The political participation of emigrants goes far beyond voting abroad. Emigrating due to a lack of opportunities or due to economic and political crises in the countries of origin could suggest a lack of interest, on the part of migrants, in participating in the political leadership of these countries. However, according to reflections on diaspora and transnationalism by authors such as Guarnizo, Portes, and Tarrow, many migrants maintain their political participation in their countries of origin through actions that can range from sending remittances, periodic visits to invest in companies, philanthropic works and organizations of cultural events, to direct intervention in the political and electoral processes of these countries. This participation does not exclude immigrant nationalists who seek to mobilize diaspora discourses to destabilize or overthrow the governments of the countries of origin, as in the case of the Croatians in Canada, the Irish in Boston, and the Kurds in Germany.
During the dictatorship in Brazil in the 1970s, the transnational solidarity networks that formed around Brazilians exiled from the dictatorship contributed to the transnationalization of the struggle against military rule abroad and in Brazil. Through the production of print media, the exiles disseminated denunciations of the dictatorship with the aim of raising public awareness in Brazil, gaining support for their political struggle, and damaging the image of the Brazilian military regime overseas.
Brazilian exiles contributed with denunciations, information, and the organization of political actions. They acted anonymously so as not to violate international legislation on refuge, which determines that actions or statements that may affect the government and security of the country of origin must be avoided, under the penalty of losing refugee status or being expelled from the host country. In addition, the political actions of Brazilian political exiles were important for the insertion of issues such as feminism, democracy, and, especially, amnesty, into the agenda of Brazilian left-wing militants.
Since the 1990s, the processes of digitalization of communication and the popularization of the Internet have reordered the political action of global resistance movements and social and cultural collectives, including migrant collectives. The use of digital technologies has allowed migrants to expand and intensify their interconnections, as well as the articulation of political actions between countries of origin and destination. In this sense, in the research I conducted on the activism of Brazilian immigrants against the impeachment of President Dilma Rousseff in the city of Barcelona, it was possible to observe that the political action of immigrants followed similar agendas to those in Brazil, especially in terms of the effort to consolidate and at the same time translate to the Spanish and European contexts, the conception of impeachment as a political, legal and media coup, and above all to give visibility to this narrative in the media and other Spanish and European social and institutional spaces.
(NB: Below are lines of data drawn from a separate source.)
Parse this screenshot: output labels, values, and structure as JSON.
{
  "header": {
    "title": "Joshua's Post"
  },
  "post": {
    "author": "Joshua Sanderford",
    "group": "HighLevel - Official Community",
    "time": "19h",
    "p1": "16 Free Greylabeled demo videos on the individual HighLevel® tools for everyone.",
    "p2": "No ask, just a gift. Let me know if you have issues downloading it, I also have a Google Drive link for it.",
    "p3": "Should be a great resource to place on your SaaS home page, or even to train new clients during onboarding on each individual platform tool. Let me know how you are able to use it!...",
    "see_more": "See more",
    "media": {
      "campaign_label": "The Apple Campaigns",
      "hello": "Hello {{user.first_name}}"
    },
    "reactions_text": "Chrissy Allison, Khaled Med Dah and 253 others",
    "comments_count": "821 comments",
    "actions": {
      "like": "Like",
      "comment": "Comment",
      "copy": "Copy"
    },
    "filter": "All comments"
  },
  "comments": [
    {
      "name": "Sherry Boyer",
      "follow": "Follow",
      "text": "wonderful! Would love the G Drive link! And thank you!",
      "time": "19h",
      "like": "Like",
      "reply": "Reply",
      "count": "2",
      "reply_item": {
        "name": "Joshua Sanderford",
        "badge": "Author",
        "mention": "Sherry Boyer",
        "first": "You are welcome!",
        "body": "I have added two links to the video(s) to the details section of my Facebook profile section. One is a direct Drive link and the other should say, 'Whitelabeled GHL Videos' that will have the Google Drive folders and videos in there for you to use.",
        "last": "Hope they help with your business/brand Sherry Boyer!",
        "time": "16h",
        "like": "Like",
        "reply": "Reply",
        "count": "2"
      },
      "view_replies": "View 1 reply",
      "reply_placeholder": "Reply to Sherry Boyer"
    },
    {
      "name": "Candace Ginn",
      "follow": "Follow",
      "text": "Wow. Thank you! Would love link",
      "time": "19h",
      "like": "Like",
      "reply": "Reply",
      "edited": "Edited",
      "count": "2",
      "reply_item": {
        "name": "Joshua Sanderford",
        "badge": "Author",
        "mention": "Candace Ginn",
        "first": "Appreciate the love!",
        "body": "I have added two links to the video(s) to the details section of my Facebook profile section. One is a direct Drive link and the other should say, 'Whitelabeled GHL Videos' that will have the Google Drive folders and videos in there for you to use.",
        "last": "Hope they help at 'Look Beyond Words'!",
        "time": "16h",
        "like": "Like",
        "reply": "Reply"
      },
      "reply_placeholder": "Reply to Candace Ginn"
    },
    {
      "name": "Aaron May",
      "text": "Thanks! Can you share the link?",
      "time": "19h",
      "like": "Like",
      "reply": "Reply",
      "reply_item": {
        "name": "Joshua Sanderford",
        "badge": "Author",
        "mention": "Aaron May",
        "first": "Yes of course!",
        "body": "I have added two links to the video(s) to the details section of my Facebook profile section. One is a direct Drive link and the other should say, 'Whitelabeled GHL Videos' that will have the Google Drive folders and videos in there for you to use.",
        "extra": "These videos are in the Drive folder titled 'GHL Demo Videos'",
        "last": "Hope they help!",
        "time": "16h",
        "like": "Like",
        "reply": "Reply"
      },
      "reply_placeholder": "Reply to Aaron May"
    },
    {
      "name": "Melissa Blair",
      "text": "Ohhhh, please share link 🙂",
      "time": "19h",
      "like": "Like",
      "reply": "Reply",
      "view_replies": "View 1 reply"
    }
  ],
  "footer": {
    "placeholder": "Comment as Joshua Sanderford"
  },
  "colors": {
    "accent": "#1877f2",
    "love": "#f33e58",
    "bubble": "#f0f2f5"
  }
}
In destination countries, immigrants have also mobilized in defense of the exercise of their political rights in their countries of origin, such as the right to vote. The Marea Granate collective, created from the growth of the Spanish diaspora caused by the economic and political crisis of 2008, has established itself as a transnational and non-partisan movement formed by Spanish emigrants living in different countries. The collective has led, especially through digital activism, political mobilizations, such as those related to the #VotoRogado and #RescataMiVoto campaigns, which culminated, in 2021, with the repeal of the so-called “voto rogado” (the “stolen vote”) within the framework of the new electoral legislation approved by the Congress of Deputies.
In the city of São Paulo, the activism of Bolivian immigrants promoted political actions through street occupation and digital spaces to denounce the coup d’état in Bolivia that, in 2019, ousted former president Evo Morales and installed the illegitimate government of Jeanine Áñez. Through a series of mobilizations, Bolivian migrants demanded new elections in Bolivia, as well as the preservation of the right to vote abroad, threatened by the Áñez government.The political participation of migrants can also extend to their insertion in institutional political spaces through candidacies for parliamentary positions in the countries of destination where they also act to include in the public debate and give visibility to agendas of interest to their countries of origin. Brazilian activist Maria Dantas, elected in 2019 to the Spanish parliament for the Esquerra Republicana de Catalunya (ERC) Party, was one of the most active politicians in denouncing and resisting the Bolsonaro government within the Spanish and European parliaments.
*Translated from Spanish by Janaína Ruviaro da Silva